  4. What things shall I do to make my vision come alive because I’m living my mission because I know what my purpose is? These things are your goals, which can be broken down into tasks. “Once your Pyramid of Power is in place, it motivates and energizes everything you do,” she said.

Ask yourself the following questions based on your Pyramid of Power to prioritize new opportunities as they come to you, said Robison:

  1. Does it fit my Pyramid of Power? (If you have trouble saying no, it’s now going to be easy because anything that’s not in your Pyramid of Power is a no.)
  2. What does the opportunity cost me in time, money, energy, and attention?
  3. What’s the loss and gain of this opportunity and the loss and gain of the other opportunities you don’t do while you do this opportunity?

In order to work with your Pyramid, said Robison, you’ve got to procrastinate: “I think we all need to procrastinate a whole lot more than we do, because what we need to do is delineate between different kinds of procrastination. Destructive procrastination is the failure to do what you value and want to do, and we need to get rid of that kind. Constructive procrastination, however, is what we need to do more of and this is doing what you value, and ignoring or putting off what you don’t value. We also need a little dose of creative procrastination, and this is when we delegate our higher for lower activities to free us up for higher-level activities. For example, if you are spending a lot of time filing and someone else could do that and you could pay them, you might think of creatively procrastinating it, which is delegating it to somebody else. When you increase your ‘no’s’, your ‘yes’s’ get stronger.”

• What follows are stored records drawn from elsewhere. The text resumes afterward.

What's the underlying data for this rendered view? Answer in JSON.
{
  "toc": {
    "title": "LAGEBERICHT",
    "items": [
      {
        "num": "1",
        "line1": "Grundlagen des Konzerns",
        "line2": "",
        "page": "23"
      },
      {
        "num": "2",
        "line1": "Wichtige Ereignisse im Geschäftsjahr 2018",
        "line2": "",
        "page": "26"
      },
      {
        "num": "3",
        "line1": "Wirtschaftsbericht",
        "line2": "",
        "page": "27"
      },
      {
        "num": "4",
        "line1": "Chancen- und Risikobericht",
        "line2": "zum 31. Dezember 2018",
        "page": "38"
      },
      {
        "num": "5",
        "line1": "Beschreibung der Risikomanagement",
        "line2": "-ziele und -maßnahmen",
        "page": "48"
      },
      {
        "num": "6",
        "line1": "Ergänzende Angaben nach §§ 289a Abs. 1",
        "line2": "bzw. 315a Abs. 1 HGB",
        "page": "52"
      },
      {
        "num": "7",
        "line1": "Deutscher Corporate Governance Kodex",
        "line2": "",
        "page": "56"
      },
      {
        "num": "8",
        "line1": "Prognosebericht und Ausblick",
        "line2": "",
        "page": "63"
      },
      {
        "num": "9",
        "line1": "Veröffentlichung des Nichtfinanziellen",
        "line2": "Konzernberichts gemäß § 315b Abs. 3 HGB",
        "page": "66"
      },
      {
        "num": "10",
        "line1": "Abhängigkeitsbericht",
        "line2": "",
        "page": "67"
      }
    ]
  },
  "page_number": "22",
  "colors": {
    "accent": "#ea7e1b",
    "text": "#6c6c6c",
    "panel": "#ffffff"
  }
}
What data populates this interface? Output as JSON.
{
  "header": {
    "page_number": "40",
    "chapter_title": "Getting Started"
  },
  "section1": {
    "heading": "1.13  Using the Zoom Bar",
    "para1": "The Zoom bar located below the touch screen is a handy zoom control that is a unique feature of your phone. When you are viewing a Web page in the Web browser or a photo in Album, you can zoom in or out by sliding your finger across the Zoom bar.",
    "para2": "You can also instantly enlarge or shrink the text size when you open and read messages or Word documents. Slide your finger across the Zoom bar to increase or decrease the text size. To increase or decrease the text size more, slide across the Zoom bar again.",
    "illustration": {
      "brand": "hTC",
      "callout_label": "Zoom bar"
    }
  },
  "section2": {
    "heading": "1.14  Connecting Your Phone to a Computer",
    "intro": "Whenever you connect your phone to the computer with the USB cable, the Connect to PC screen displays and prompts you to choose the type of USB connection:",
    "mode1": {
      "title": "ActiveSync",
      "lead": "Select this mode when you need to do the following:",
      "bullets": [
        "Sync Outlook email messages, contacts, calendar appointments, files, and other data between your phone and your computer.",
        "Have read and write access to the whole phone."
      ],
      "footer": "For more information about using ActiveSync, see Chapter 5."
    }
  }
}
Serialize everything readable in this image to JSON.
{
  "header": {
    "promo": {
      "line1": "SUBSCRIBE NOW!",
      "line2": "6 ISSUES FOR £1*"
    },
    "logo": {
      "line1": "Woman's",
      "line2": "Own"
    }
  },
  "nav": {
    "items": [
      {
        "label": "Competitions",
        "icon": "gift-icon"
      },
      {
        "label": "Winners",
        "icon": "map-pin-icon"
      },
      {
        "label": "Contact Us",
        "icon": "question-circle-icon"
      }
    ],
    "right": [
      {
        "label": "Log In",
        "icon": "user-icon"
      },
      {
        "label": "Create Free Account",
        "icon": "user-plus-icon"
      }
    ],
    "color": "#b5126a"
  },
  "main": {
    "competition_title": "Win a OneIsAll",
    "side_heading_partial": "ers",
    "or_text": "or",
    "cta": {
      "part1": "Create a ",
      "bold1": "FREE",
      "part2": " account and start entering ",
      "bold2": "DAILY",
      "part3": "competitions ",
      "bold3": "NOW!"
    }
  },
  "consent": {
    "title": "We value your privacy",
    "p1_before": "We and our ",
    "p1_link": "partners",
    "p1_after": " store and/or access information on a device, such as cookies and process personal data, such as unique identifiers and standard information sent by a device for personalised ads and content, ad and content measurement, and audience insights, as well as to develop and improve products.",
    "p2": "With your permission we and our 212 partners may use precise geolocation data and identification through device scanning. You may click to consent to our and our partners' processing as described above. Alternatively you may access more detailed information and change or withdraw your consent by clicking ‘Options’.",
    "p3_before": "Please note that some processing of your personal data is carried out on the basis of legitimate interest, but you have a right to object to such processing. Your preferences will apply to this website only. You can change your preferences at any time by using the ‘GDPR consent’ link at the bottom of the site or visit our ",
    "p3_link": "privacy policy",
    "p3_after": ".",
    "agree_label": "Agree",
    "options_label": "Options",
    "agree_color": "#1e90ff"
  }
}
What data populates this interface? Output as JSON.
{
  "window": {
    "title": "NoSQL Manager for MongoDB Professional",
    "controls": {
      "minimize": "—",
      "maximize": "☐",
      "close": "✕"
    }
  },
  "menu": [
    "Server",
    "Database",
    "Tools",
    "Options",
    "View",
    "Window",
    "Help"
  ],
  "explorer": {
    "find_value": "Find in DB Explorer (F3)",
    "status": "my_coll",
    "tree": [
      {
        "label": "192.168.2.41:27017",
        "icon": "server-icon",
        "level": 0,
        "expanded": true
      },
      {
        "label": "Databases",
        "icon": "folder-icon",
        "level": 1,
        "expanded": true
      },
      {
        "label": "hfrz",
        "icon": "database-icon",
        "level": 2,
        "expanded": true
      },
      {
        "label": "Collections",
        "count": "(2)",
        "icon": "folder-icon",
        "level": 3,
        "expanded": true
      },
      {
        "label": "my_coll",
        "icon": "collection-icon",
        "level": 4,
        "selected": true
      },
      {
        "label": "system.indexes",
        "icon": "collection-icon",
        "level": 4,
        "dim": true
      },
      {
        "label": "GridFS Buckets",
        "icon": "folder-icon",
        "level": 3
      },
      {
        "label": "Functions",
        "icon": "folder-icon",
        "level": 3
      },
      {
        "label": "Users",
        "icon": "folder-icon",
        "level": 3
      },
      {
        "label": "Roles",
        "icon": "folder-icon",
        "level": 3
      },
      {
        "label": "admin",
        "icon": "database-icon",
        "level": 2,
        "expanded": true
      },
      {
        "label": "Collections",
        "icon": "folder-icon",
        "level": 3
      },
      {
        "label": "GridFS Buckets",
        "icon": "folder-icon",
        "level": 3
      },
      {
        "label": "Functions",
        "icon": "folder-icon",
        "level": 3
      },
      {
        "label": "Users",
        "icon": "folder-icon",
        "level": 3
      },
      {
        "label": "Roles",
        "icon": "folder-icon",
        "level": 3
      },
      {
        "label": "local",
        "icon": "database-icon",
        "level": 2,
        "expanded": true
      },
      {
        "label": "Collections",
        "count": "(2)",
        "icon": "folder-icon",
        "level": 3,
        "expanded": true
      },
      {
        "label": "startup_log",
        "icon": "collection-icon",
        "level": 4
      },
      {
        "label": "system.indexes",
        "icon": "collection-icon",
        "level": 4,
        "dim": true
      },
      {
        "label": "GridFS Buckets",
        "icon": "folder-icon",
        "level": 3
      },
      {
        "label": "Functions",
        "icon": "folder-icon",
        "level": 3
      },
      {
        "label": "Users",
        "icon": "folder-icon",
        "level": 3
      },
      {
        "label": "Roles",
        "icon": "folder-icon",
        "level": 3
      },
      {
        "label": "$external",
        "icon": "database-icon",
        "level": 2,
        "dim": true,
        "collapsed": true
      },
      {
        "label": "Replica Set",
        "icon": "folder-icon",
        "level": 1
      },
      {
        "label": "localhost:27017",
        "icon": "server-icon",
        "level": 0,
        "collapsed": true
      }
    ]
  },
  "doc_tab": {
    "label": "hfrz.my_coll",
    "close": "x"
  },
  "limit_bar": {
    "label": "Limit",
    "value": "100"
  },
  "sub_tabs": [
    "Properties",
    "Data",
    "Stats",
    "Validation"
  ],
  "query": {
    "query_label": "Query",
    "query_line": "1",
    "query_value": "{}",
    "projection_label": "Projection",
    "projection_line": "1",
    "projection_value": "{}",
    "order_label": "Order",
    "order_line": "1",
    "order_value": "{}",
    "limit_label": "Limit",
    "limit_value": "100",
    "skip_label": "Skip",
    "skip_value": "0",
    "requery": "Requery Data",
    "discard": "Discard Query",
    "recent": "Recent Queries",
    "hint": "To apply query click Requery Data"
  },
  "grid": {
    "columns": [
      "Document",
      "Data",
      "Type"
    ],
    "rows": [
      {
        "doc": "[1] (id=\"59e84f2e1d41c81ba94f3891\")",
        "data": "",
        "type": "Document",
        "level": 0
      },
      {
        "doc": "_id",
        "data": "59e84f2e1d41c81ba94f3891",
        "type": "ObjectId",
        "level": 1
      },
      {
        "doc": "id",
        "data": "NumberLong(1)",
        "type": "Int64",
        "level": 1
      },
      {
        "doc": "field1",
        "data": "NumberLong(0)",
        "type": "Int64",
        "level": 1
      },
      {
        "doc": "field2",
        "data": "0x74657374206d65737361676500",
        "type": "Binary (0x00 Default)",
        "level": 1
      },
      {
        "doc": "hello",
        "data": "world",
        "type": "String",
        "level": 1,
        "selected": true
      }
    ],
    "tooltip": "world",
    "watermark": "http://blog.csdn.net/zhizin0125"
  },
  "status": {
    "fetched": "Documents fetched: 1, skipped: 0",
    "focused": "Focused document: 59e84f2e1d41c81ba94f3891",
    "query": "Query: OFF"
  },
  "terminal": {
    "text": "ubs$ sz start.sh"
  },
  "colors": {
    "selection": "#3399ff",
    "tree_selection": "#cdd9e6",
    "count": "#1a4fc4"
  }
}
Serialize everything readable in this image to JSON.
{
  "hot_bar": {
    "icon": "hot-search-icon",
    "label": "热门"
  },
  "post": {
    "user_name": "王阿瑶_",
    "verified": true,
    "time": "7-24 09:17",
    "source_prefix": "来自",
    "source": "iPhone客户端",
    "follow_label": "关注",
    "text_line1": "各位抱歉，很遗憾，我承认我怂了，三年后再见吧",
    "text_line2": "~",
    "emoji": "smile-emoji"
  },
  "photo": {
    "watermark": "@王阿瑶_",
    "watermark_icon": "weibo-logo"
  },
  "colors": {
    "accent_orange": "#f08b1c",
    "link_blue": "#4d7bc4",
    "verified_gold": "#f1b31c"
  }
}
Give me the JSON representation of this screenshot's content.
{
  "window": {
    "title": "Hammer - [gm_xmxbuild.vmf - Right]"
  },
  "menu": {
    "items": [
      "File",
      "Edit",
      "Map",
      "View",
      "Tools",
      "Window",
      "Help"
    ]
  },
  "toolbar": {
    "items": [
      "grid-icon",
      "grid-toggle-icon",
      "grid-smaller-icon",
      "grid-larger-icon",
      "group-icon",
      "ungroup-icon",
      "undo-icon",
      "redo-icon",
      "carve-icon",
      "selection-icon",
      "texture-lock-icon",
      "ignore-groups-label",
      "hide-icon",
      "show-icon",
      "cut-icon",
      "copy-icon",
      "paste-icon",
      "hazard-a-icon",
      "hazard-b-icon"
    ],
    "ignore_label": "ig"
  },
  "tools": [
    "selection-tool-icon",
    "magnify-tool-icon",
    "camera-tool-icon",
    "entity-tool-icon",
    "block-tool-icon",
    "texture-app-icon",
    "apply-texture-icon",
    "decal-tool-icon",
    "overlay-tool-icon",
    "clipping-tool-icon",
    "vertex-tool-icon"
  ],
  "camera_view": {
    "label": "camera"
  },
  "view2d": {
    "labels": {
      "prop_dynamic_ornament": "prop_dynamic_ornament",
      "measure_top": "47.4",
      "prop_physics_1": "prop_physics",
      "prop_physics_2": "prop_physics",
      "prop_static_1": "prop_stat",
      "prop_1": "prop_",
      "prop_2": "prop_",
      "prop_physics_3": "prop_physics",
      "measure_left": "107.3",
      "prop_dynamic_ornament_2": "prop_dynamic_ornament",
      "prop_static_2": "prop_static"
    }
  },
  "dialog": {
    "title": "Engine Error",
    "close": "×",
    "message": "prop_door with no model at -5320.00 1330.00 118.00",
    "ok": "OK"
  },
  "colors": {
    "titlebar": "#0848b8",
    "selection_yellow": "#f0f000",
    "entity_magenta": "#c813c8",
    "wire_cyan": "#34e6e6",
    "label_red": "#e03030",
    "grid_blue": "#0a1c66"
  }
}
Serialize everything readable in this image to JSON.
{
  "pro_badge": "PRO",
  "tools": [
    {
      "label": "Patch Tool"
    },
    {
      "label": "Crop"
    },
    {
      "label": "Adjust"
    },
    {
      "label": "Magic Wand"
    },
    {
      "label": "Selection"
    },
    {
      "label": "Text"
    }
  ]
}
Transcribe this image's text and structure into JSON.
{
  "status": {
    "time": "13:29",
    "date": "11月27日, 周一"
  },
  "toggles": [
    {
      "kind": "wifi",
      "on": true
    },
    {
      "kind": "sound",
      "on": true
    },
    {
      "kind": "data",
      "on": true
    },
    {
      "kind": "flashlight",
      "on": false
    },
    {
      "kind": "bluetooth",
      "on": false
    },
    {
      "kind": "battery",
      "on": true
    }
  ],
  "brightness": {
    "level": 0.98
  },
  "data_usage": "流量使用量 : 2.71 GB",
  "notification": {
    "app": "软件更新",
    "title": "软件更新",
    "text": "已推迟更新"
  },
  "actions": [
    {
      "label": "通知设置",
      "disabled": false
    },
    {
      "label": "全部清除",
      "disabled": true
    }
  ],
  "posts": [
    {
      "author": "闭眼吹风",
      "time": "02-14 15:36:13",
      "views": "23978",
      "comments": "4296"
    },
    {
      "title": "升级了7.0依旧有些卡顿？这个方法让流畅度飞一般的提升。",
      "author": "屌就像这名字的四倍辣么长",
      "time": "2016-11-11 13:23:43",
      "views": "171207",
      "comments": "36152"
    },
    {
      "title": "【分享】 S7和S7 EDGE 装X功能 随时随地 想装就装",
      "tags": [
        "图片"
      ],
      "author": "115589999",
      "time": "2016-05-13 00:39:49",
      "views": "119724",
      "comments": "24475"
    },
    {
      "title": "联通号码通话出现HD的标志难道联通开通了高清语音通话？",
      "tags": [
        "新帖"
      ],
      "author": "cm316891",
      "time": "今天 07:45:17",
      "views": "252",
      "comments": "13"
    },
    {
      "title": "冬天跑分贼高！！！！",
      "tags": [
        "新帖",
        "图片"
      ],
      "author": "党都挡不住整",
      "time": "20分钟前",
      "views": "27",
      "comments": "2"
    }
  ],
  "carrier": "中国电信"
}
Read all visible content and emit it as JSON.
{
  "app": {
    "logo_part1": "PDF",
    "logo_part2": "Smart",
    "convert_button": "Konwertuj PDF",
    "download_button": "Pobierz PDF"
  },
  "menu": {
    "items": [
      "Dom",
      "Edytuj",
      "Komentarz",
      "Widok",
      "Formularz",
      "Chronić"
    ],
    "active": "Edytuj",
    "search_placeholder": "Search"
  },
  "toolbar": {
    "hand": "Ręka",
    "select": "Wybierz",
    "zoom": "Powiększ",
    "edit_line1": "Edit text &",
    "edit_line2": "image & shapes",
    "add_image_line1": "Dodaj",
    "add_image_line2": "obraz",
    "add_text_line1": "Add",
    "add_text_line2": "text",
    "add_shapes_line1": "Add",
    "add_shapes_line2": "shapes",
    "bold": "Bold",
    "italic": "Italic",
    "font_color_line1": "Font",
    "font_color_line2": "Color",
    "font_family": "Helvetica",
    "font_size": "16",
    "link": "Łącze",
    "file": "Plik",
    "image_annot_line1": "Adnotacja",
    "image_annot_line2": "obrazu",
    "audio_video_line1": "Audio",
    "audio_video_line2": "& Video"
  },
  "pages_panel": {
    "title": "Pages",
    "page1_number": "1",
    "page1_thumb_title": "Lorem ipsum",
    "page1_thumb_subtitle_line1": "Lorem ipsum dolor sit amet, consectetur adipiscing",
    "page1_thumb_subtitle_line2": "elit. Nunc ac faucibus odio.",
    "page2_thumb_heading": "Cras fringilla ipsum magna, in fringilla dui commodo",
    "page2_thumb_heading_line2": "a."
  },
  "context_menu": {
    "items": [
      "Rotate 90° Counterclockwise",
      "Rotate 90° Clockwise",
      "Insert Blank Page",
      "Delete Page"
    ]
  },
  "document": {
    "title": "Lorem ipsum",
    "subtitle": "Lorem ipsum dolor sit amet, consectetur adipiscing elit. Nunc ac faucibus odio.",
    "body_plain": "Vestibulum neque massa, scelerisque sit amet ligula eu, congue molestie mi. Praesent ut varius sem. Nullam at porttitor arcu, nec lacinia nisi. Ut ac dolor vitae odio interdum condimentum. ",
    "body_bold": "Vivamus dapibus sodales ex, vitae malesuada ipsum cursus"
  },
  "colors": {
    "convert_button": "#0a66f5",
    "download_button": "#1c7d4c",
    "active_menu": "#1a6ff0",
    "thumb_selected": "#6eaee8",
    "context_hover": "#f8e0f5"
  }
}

Robison said people often use the words “I have to” rather than “I choose to”: “’I have to go to the grocery store today.’ ‘I have to teach my class.’ If you change ‘I have to’ to ‘I choose to,’ watch what happens. ‘I choose to go to the grocery store today.’ Hmm, do I? I don’t even really want to. I think I’ll choose that tomorrow. While I may not be in the mood to, I choose to teach because basically my mission is about education and I really do love to teach even though I’m not in the mood today, and if I don’t show up for a whole lot of classes, they’re going to fire me and it probably means I’m doing a job that’s not aligned with my mission, so I’m going to choose to go to class today. So, the next time you’re looking at your to-do list and you say ‘I have to do this’ and ‘I have to do that,’ think about whether you can choose to do it instead.”

“When opportunities come in, the Pyramid, like a prism, breaks up the opportunities that appear into a rainbow of things that you are willing to commit to, and lots of things that you’re going to say no to in order to have this beautiful, wonderful, colorful life,” she said.

About Kim Pawlak

Kim Pawlak is Director of Publishing & Operations for the Textbook & Academic Authors Association (TAA). She has been writing about the textbook and academic authoring and publishing industry for 20 years.